▶ _Data listing_:
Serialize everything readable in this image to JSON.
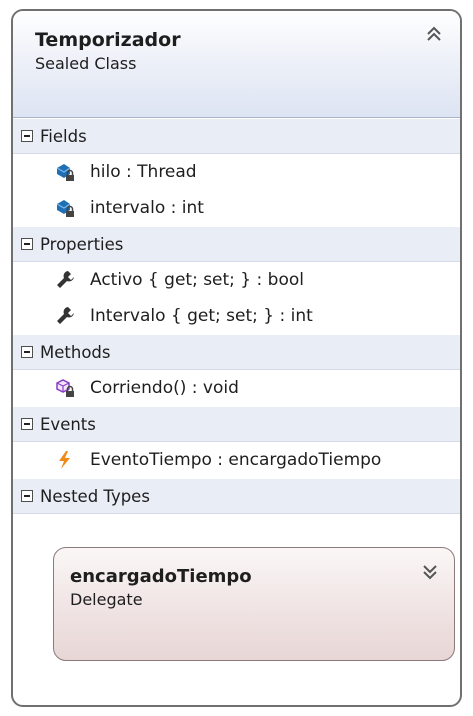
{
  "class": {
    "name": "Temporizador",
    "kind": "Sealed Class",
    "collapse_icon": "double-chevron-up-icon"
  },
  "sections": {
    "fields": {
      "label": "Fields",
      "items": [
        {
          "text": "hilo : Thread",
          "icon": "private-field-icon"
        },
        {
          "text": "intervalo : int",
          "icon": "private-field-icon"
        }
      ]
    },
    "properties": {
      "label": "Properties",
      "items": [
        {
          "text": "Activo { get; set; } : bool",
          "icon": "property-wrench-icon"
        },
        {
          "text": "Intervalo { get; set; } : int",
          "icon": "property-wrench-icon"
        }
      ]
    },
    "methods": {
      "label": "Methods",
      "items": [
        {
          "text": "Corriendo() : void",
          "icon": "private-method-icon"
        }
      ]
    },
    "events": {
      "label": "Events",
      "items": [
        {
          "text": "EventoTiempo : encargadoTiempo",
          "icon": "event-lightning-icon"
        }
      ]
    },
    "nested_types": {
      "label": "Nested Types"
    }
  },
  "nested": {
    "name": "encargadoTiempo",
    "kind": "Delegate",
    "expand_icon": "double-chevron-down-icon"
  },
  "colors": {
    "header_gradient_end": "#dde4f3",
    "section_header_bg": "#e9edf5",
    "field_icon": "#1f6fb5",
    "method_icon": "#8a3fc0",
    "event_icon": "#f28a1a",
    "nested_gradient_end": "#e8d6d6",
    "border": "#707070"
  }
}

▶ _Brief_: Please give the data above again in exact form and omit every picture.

▶ _Solution to the exercise_:
Serialize everything readable in this image to JSON.
{
  "class": {
    "name": "Temporizador",
    "kind": "Sealed Class",
    "collapse_icon": "double-chevron-up-icon"
  },
  "sections": {
    "fields": {
      "label": "Fields",
      "items": [
        {
          "text": "hilo : Thread",
          "icon": "private-field-icon"
        },
        {
          "text": "intervalo : int",
          "icon": "private-field-icon"
        }
      ]
    },
    "properties": {
      "label": "Properties",
      "items": [
        {
          "text": "Activo { get; set; } : bool",
          "icon": "property-wrench-icon"
        },
        {
          "text": "Intervalo { get; set; } : int",
          "icon": "property-wrench-icon"
        }
      ]
    },
    "methods": {
      "label": "Methods",
      "items": [
        {
          "text": "Corriendo() : void",
          "icon": "private-method-icon"
        }
      ]
    },
    "events": {
      "label": "Events",
      "items": [
        {
          "text": "EventoTiempo : encargadoTiempo",
          "icon": "event-lightning-icon"
        }
      ]
    },
    "nested_types": {
      "label": "Nested Types"
    }
  },
  "nested": {
    "name": "encargadoTiempo",
    "kind": "Delegate",
    "expand_icon": "double-chevron-down-icon"
  },
  "colors": {
    "header_gradient_end": "#dde4f3",
    "section_header_bg": "#e9edf5",
    "field_icon": "#1f6fb5",
    "method_icon": "#8a3fc0",
    "event_icon": "#f28a1a",
    "nested_gradient_end": "#e8d6d6",
    "border": "#707070"
  }
}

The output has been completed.